peak baseball ennui

MLB: Texas Rangers at Seattle Mariners Joe Nicholson-USA TODAY Sports

Let’s be real: there was very little reason to bother tuning in for tonight’s game. Two mathematically eliminated teams in the final weekend of the season? The Rangers running out a Cactus League-esque lineup? Can’t blame you at all for sitting this one out. Baseball ennui has set in something fierce, and I’ve been firmly at “individual success” levels of rooting for the past couple weeks now.

There were exactly two reasons to pay attention tonight: Marco Gonzales making his final start of the season, and Daniel Vogelbach getting a rare consecutive start at first base. Marco held up his end of the bargain quite well, capping off an overall impressive first full year in the bigs by breezing through five shutout innings. A deep flyout by Rougned Odor on the first pitch of the game was the hardest contact Texas could muster, and the only time they had Gonzales remotely on the ropes was in the third. After Willie Calhoun went down on strikes, Hanser Alberto blooped a 1-2 cutter right between the mound and first base. Vogey charged, slid, and...


Yikes. Odor followed by beating the shift, and the inning had luck dragons written all over it. Undeterred, Marco struck out Isiah Kiner-Falefa on three pitches with a masterful fastball-curve-change sequence, and got Nomar Mazara on an easy flyout. The Rangers wouldn’t reach base for the rest of his outing, although he was helped by Kristopher Negrón:

In a year fraught with disappointment, Marco Gonzales was a consistent bright spot. The development of the cutter was a joy to watch, and although he had stretches where he struggled, it is impossible to consider his overall body of work nothing less than a resounding success. 2019 is beyond murky at the moment, but seeing how Marco will build on this year is a storyline that I am very intrigued by.

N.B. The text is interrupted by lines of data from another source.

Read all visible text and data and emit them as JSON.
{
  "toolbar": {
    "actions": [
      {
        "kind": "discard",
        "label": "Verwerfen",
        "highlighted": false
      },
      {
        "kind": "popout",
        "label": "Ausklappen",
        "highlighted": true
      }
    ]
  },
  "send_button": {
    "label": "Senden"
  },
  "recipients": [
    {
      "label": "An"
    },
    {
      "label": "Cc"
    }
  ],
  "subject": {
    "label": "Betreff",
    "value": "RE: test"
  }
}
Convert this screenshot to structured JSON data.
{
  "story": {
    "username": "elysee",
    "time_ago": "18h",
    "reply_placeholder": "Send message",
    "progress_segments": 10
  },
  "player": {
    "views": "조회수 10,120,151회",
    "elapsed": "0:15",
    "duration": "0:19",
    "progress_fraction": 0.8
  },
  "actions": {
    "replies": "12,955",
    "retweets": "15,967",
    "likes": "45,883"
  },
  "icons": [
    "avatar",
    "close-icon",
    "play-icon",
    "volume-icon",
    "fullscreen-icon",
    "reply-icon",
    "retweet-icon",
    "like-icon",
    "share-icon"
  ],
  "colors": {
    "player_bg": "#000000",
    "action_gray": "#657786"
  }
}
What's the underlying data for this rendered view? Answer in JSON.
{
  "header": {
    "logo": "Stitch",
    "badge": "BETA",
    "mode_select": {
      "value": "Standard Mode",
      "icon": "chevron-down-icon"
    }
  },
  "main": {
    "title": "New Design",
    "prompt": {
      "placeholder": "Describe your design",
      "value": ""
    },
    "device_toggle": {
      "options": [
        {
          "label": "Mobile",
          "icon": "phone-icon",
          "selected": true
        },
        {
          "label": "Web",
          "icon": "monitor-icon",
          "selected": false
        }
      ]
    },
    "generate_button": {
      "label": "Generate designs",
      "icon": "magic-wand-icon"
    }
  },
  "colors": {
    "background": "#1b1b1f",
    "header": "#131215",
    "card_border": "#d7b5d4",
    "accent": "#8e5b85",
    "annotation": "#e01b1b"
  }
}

Misplay aside, Vogelbach was also entertaining, smoking a grounder the other way for the first of the M’s three (3) total hits on the night. His second at-bat again ended in hard contact, though the ball found Willie Calhoun’s glove instead of outfield grass. With the season dead and buried, there is very little to no reason that Vogelbach shouldn’t start and complete each of the last games, and the fact that he started at first for two whole days in a row suggests that his hamstring issue has passed.

Unfortunately, other plans were afoot.

so incredibly cursed

The bullpen imploded in the seventh, with Zach Duke once again the main culprit. After Ryan Rua ripped a one-out double, Ronald Guzmán - noted left-handed hitter - followed up with a base hit. None of the Mariner deadline acquisitions have worked out, but Duke feels like far and away the worst. A lefty specialist that can’t get lefties out? We had a perfectly good Marc Rzepczynski for that! Shawn Armstrong didn’t help, either, loading the bases and then plunking Kiner-Falefa to force in a second run. Not fun.

After Vogelbach was lifted, my interest in the game waned considerably. Mitch Haniger breaking an 0-for-11 with a base hit in the ninth was nice, sure, but it merely delayed the inevitable. Ninety wins is officially out of reach. Remember when we thought that would be good enough to sneak into the playoffs? Simpler, better times. Wade LeBlanc takes the mound tomorrow, his last chance to set a career-high in wins. Potential individual success! Neat, I suppose! If that isn’t enough to spend time on the M’s, though, it’s okay. Really.